## Records shown
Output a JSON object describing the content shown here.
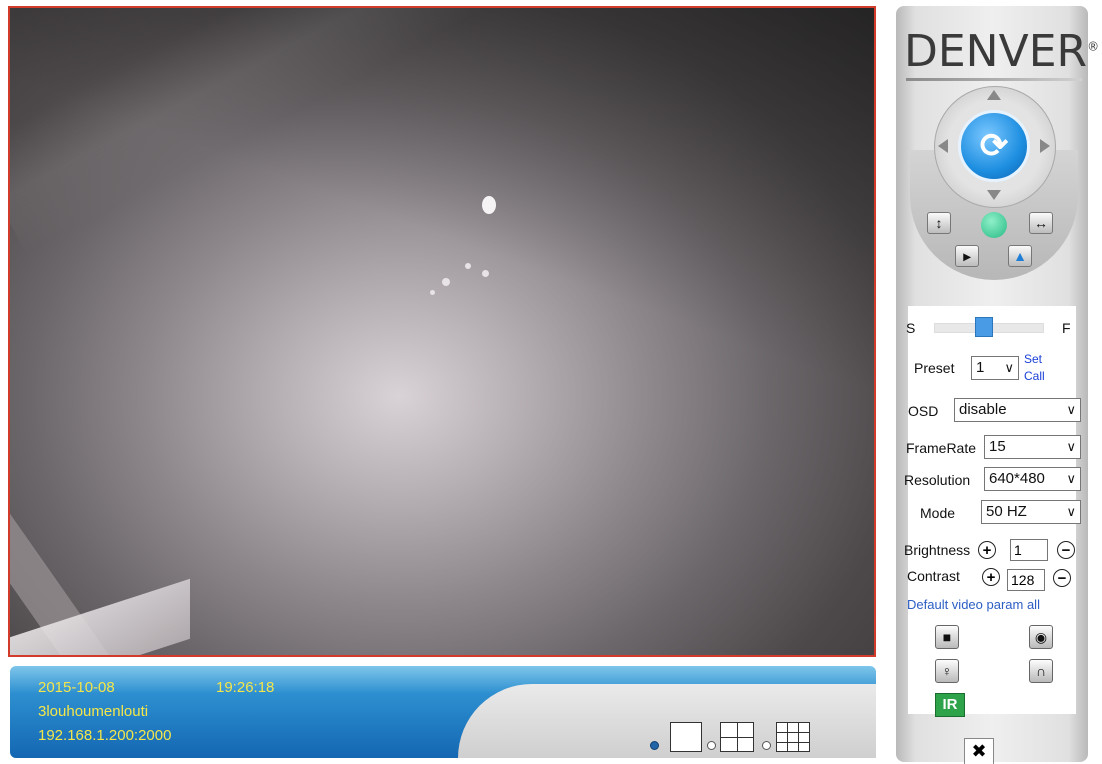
{
  "video": {
    "info": {
      "date": "2015-10-08",
      "time": "19:26:18",
      "device_name": "3louhoumenlouti",
      "address": "192.168.1.200:2000"
    }
  },
  "layout_options": [
    {
      "icon": "single-view-icon",
      "selected": true
    },
    {
      "icon": "quad-view-icon",
      "selected": false
    },
    {
      "icon": "nine-view-icon",
      "selected": false
    }
  ],
  "brand": {
    "logo_text": "DENVER",
    "registered_mark": "®"
  },
  "ptz": {
    "center_icon": "refresh-icon",
    "buttons": [
      "vertical-flip-icon",
      "status-dot",
      "horizontal-flip-icon",
      "play-right-icon",
      "mirror-icon"
    ]
  },
  "speed": {
    "slow_label": "S",
    "fast_label": "F",
    "level": 0.45
  },
  "preset": {
    "label": "Preset",
    "value": "1",
    "set_label": "Set",
    "call_label": "Call"
  },
  "osd": {
    "label": "OSD",
    "value": "disable"
  },
  "framerate": {
    "label": "FrameRate",
    "value": "15"
  },
  "resolution": {
    "label": "Resolution",
    "value": "640*480"
  },
  "mode": {
    "label": "Mode",
    "value": "50 HZ"
  },
  "brightness": {
    "label": "Brightness",
    "value": "1",
    "plus": "+",
    "minus": "−"
  },
  "contrast": {
    "label": "Contrast",
    "value": "128",
    "plus": "+",
    "minus": "−"
  },
  "default_link": "Default video param all",
  "action_icons": [
    "record-icon",
    "snapshot-icon",
    "talk-icon",
    "listen-icon"
  ],
  "ir_label": "IR",
  "settings_icon": "tools-icon"
}
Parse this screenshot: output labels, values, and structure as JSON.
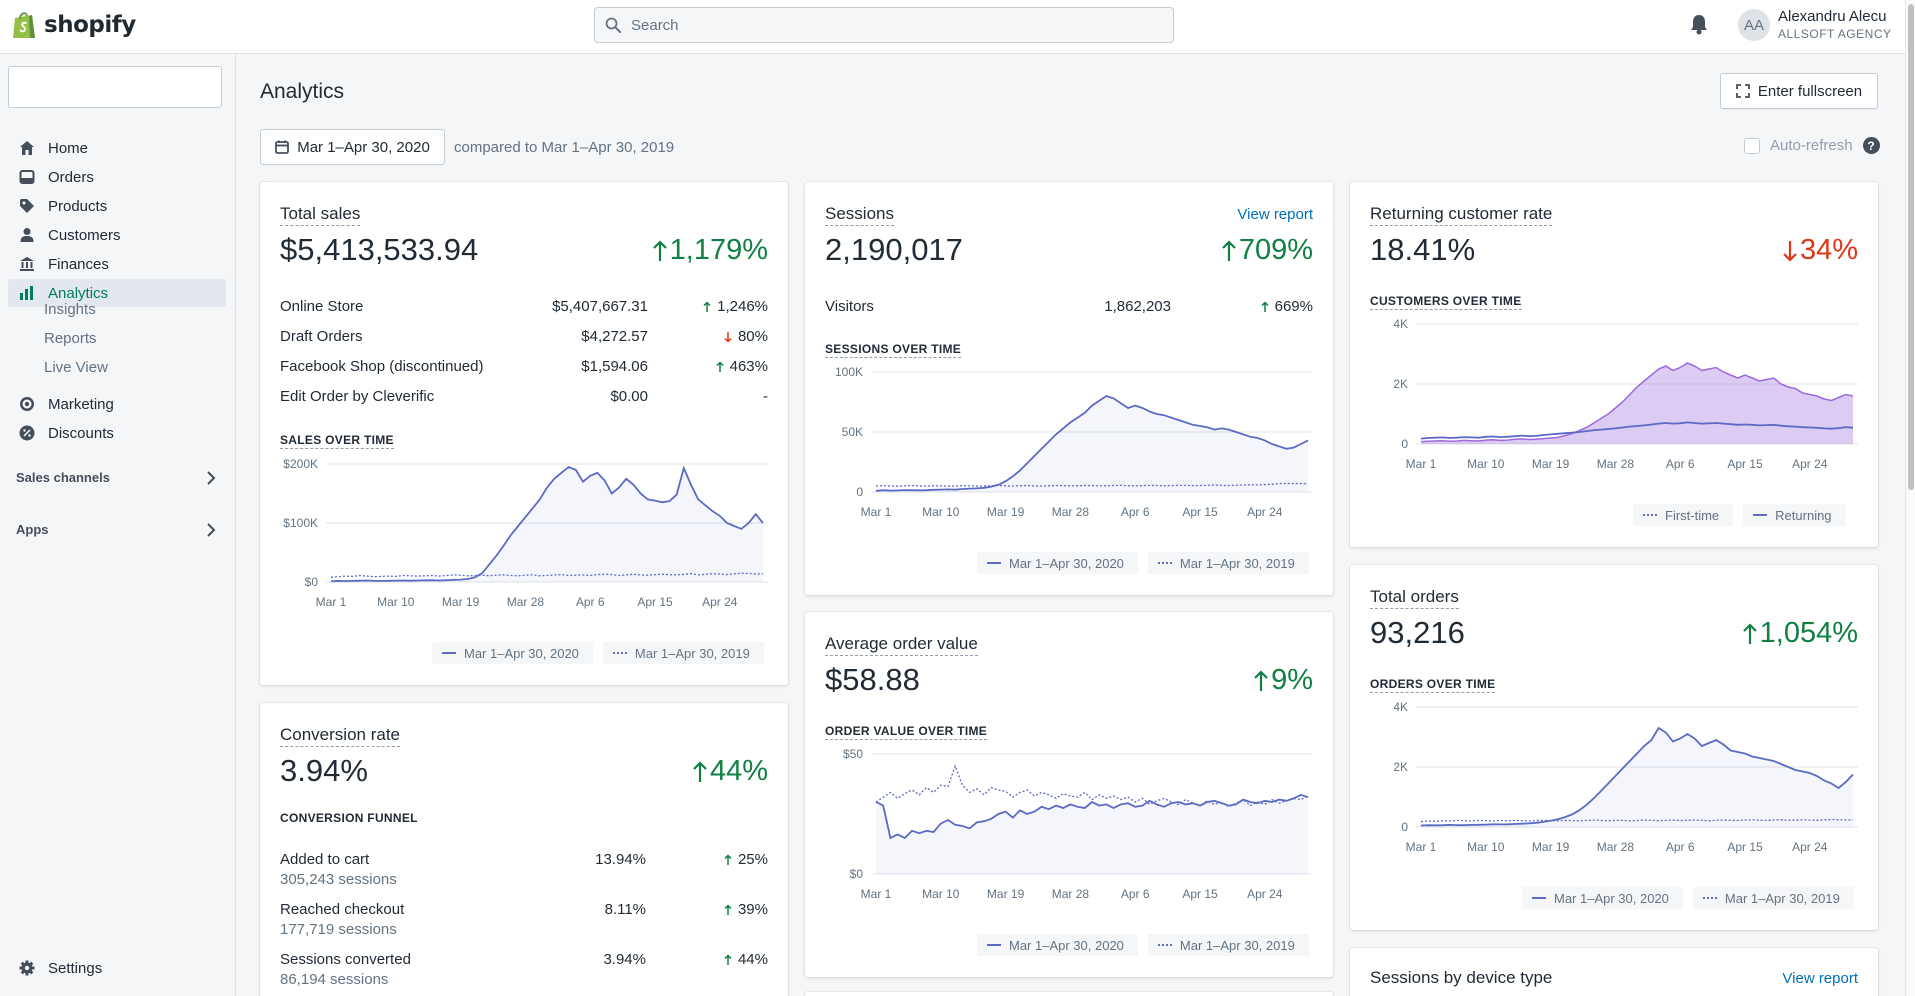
{
  "topbar": {
    "logo_text": "shopify",
    "search_placeholder": "Search",
    "avatar_initials": "AA",
    "user_name": "Alexandru Alecu",
    "user_agency": "ALLSOFT AGENCY"
  },
  "sidebar": {
    "items": [
      {
        "label": "Home",
        "icon": "home-icon"
      },
      {
        "label": "Orders",
        "icon": "orders-icon"
      },
      {
        "label": "Products",
        "icon": "tag-icon"
      },
      {
        "label": "Customers",
        "icon": "person-icon"
      },
      {
        "label": "Finances",
        "icon": "bank-icon"
      },
      {
        "label": "Analytics",
        "icon": "bar-chart-icon",
        "active": true
      },
      {
        "label": "Marketing",
        "icon": "target-icon"
      },
      {
        "label": "Discounts",
        "icon": "discount-icon"
      }
    ],
    "analytics_sub": [
      "Insights",
      "Reports",
      "Live View"
    ],
    "sections": [
      "Sales channels",
      "Apps"
    ],
    "settings_label": "Settings"
  },
  "page": {
    "title": "Analytics",
    "fullscreen_label": "Enter fullscreen",
    "date_range": "Mar 1–Apr 30, 2020",
    "compared_to": "compared to Mar 1–Apr 30, 2019",
    "auto_refresh": "Auto-refresh"
  },
  "legend": {
    "current": "Mar 1–Apr 30, 2020",
    "previous": "Mar 1–Apr 30, 2019"
  },
  "colors": {
    "accent": "#47c1bf",
    "positive": "#108043",
    "negative": "#de3618",
    "link": "#006fbb",
    "purple": "#9c6ade"
  },
  "total_sales": {
    "title": "Total sales",
    "value": "$5,413,533.94",
    "change": "1,179%",
    "rows": [
      {
        "label": "Online Store",
        "value": "$5,407,667.31",
        "change": "1,246%",
        "dir": "up"
      },
      {
        "label": "Draft Orders",
        "value": "$4,272.57",
        "change": "80%",
        "dir": "down"
      },
      {
        "label": "Facebook Shop (discontinued)",
        "value": "$1,594.06",
        "change": "463%",
        "dir": "up"
      },
      {
        "label": "Edit Order by Cleverific",
        "value": "$0.00",
        "change": "-",
        "dir": "none"
      }
    ],
    "chart_label": "SALES OVER TIME"
  },
  "sessions": {
    "title": "Sessions",
    "view_report": "View report",
    "value": "2,190,017",
    "change": "709%",
    "visitors_label": "Visitors",
    "visitors_value": "1,862,203",
    "visitors_change": "669%",
    "chart_label": "SESSIONS OVER TIME"
  },
  "returning": {
    "title": "Returning customer rate",
    "value": "18.41%",
    "change": "34%",
    "chart_label": "CUSTOMERS OVER TIME",
    "legend_first": "First-time",
    "legend_returning": "Returning"
  },
  "conversion": {
    "title": "Conversion rate",
    "value": "3.94%",
    "change": "44%",
    "funnel_label": "CONVERSION FUNNEL",
    "rows": [
      {
        "label": "Added to cart",
        "sub": "305,243 sessions",
        "value": "13.94%",
        "change": "25%"
      },
      {
        "label": "Reached checkout",
        "sub": "177,719 sessions",
        "value": "8.11%",
        "change": "39%"
      },
      {
        "label": "Sessions converted",
        "sub": "86,194 sessions",
        "value": "3.94%",
        "change": "44%"
      }
    ]
  },
  "aov": {
    "title": "Average order value",
    "value": "$58.88",
    "change": "9%",
    "chart_label": "ORDER VALUE OVER TIME"
  },
  "orders": {
    "title": "Total orders",
    "value": "93,216",
    "change": "1,054%",
    "chart_label": "ORDERS OVER TIME"
  },
  "device": {
    "title": "Sessions by device type",
    "view_report": "View report"
  },
  "chart_data": [
    {
      "type": "line",
      "id": "sales",
      "x_ticks": [
        "Mar 1",
        "Mar 10",
        "Mar 19",
        "Mar 28",
        "Apr 6",
        "Apr 15",
        "Apr 24"
      ],
      "y_ticks": [
        "$0",
        "$100K",
        "$200K"
      ],
      "ylim": [
        0,
        200000
      ],
      "series": [
        {
          "values": [
            1000,
            2000,
            1500,
            1800,
            2200,
            2500,
            2000,
            1800,
            2100,
            2400,
            2600,
            2200,
            2500,
            2800,
            3000,
            2600,
            3000,
            3500,
            4000,
            5000,
            8000,
            15000,
            30000,
            45000,
            62000,
            80000,
            95000,
            110000,
            125000,
            140000,
            160000,
            175000,
            185000,
            195000,
            190000,
            170000,
            180000,
            185000,
            172000,
            150000,
            160000,
            175000,
            165000,
            150000,
            140000,
            138000,
            135000,
            137000,
            148000,
            193000,
            165000,
            140000,
            130000,
            120000,
            112000,
            100000,
            95000,
            90000,
            100000,
            115000,
            100000
          ]
        },
        {
          "values": [
            8000,
            9000,
            10000,
            9500,
            11000,
            10000,
            9000,
            9500,
            10000,
            9500,
            11000,
            10500,
            10000,
            10500,
            11000,
            10000,
            11000,
            12000,
            11500,
            10500,
            11000,
            11500,
            10500,
            11500,
            12000,
            11000,
            10500,
            11500,
            12000,
            10500,
            11000,
            12000,
            12500,
            11000,
            11500,
            12000,
            11000,
            12500,
            13000,
            12500,
            11000,
            12000,
            13000,
            12000,
            11500,
            12500,
            13000,
            12500,
            12000,
            13000,
            14000,
            12000,
            13000,
            14000,
            13500,
            12500,
            14000,
            15000,
            14500,
            13500,
            14000
          ]
        }
      ]
    },
    {
      "type": "line",
      "id": "sessions",
      "x_ticks": [
        "Mar 1",
        "Mar 10",
        "Mar 19",
        "Mar 28",
        "Apr 6",
        "Apr 15",
        "Apr 24"
      ],
      "y_ticks": [
        "0",
        "50K",
        "100K"
      ],
      "ylim": [
        0,
        100000
      ],
      "series": [
        {
          "values": [
            1000,
            1500,
            1200,
            1300,
            1600,
            1500,
            1400,
            1500,
            1800,
            2000,
            2200,
            2000,
            2500,
            2800,
            3000,
            3500,
            4500,
            6000,
            9000,
            13000,
            18000,
            24000,
            30000,
            36000,
            42000,
            48000,
            53000,
            58000,
            62000,
            66000,
            72000,
            76000,
            80000,
            78000,
            74000,
            70000,
            72000,
            70000,
            67000,
            65000,
            64000,
            62000,
            60000,
            58000,
            56000,
            55000,
            54000,
            52000,
            53000,
            52000,
            50000,
            48000,
            46000,
            45000,
            43000,
            40000,
            38000,
            36000,
            37000,
            40000,
            43000
          ]
        },
        {
          "values": [
            5000,
            5200,
            5000,
            4800,
            5100,
            5300,
            5000,
            4900,
            5200,
            5100,
            4800,
            5000,
            5200,
            5100,
            4900,
            5000,
            5200,
            5400,
            5100,
            5000,
            5200,
            5300,
            5100,
            5000,
            5200,
            5400,
            5300,
            5100,
            5200,
            5500,
            5300,
            5100,
            5200,
            5400,
            5600,
            5200,
            5100,
            5300,
            5500,
            5400,
            5200,
            5300,
            5600,
            5500,
            5300,
            5400,
            5600,
            5800,
            5500,
            5400,
            5600,
            5900,
            6000,
            5800,
            6200,
            6500,
            7000,
            7200,
            7000,
            7100,
            6800
          ]
        }
      ]
    },
    {
      "type": "area",
      "id": "customers",
      "x_ticks": [
        "Mar 1",
        "Mar 10",
        "Mar 19",
        "Mar 28",
        "Apr 6",
        "Apr 15",
        "Apr 24"
      ],
      "y_ticks": [
        "0",
        "2K",
        "4K"
      ],
      "ylim": [
        0,
        4000
      ],
      "series": [
        {
          "name": "First-time",
          "values": [
            80,
            90,
            100,
            110,
            95,
            100,
            120,
            110,
            100,
            130,
            140,
            120,
            130,
            160,
            170,
            150,
            160,
            180,
            200,
            220,
            280,
            350,
            450,
            550,
            700,
            850,
            1000,
            1200,
            1400,
            1650,
            1900,
            2100,
            2300,
            2500,
            2600,
            2450,
            2550,
            2700,
            2600,
            2450,
            2500,
            2550,
            2400,
            2300,
            2200,
            2300,
            2200,
            2100,
            2150,
            2200,
            2000,
            1900,
            1850,
            1700,
            1650,
            1600,
            1500,
            1450,
            1550,
            1650,
            1600
          ]
        },
        {
          "name": "Returning",
          "values": [
            180,
            200,
            210,
            220,
            200,
            210,
            230,
            220,
            210,
            240,
            250,
            230,
            240,
            260,
            280,
            260,
            270,
            300,
            320,
            340,
            360,
            380,
            400,
            430,
            460,
            480,
            500,
            520,
            550,
            580,
            600,
            620,
            650,
            680,
            700,
            680,
            690,
            720,
            700,
            680,
            690,
            700,
            680,
            660,
            640,
            650,
            640,
            620,
            630,
            640,
            610,
            590,
            580,
            560,
            550,
            540,
            520,
            510,
            530,
            560,
            540
          ]
        }
      ]
    },
    {
      "type": "line",
      "id": "order_value",
      "x_ticks": [
        "Mar 1",
        "Mar 10",
        "Mar 19",
        "Mar 28",
        "Apr 6",
        "Apr 15",
        "Apr 24"
      ],
      "y_ticks": [
        "$0",
        "$50"
      ],
      "ylim": [
        0,
        100
      ],
      "series": [
        {
          "values": [
            60,
            57,
            30,
            33,
            30,
            36,
            34,
            36,
            35,
            42,
            45,
            41,
            40,
            38,
            43,
            44,
            46,
            50,
            52,
            47,
            53,
            50,
            52,
            56,
            54,
            57,
            55,
            58,
            56,
            55,
            60,
            57,
            58,
            55,
            58,
            59,
            56,
            57,
            61,
            58,
            56,
            59,
            60,
            58,
            59,
            57,
            60,
            61,
            59,
            57,
            58,
            62,
            60,
            59,
            61,
            60,
            62,
            61,
            63,
            66,
            64
          ]
        },
        {
          "values": [
            60,
            64,
            68,
            63,
            67,
            70,
            66,
            72,
            68,
            74,
            73,
            90,
            74,
            68,
            71,
            66,
            72,
            70,
            69,
            64,
            68,
            70,
            65,
            68,
            66,
            63,
            67,
            65,
            64,
            68,
            62,
            66,
            63,
            65,
            62,
            64,
            60,
            63,
            58,
            61,
            63,
            60,
            58,
            62,
            59,
            57,
            61,
            58,
            60,
            56,
            59,
            62,
            57,
            60,
            58,
            62,
            59,
            61,
            63,
            62,
            65
          ]
        }
      ]
    },
    {
      "type": "line",
      "id": "orders",
      "x_ticks": [
        "Mar 1",
        "Mar 10",
        "Mar 19",
        "Mar 28",
        "Apr 6",
        "Apr 15",
        "Apr 24"
      ],
      "y_ticks": [
        "0",
        "2K",
        "4K"
      ],
      "ylim": [
        0,
        4000
      ],
      "series": [
        {
          "values": [
            50,
            60,
            55,
            60,
            70,
            65,
            60,
            70,
            75,
            80,
            90,
            85,
            90,
            100,
            110,
            120,
            140,
            170,
            210,
            260,
            330,
            420,
            560,
            740,
            960,
            1200,
            1450,
            1700,
            1950,
            2200,
            2450,
            2700,
            2900,
            3300,
            3150,
            2850,
            2950,
            3100,
            2950,
            2700,
            2800,
            2900,
            2750,
            2550,
            2500,
            2450,
            2350,
            2300,
            2250,
            2200,
            2100,
            2000,
            1900,
            1850,
            1800,
            1700,
            1550,
            1450,
            1300,
            1500,
            1750
          ]
        },
        {
          "values": [
            180,
            200,
            190,
            210,
            200,
            220,
            210,
            200,
            220,
            210,
            200,
            215,
            205,
            220,
            210,
            200,
            215,
            225,
            210,
            205,
            220,
            215,
            205,
            220,
            230,
            215,
            210,
            225,
            220,
            205,
            215,
            230,
            225,
            210,
            220,
            230,
            215,
            225,
            235,
            220,
            210,
            225,
            235,
            220,
            215,
            230,
            240,
            225,
            220,
            235,
            245,
            225,
            230,
            240,
            235,
            225,
            240,
            250,
            245,
            235,
            240
          ]
        }
      ]
    }
  ]
}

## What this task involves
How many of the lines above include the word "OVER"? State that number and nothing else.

## Answer
5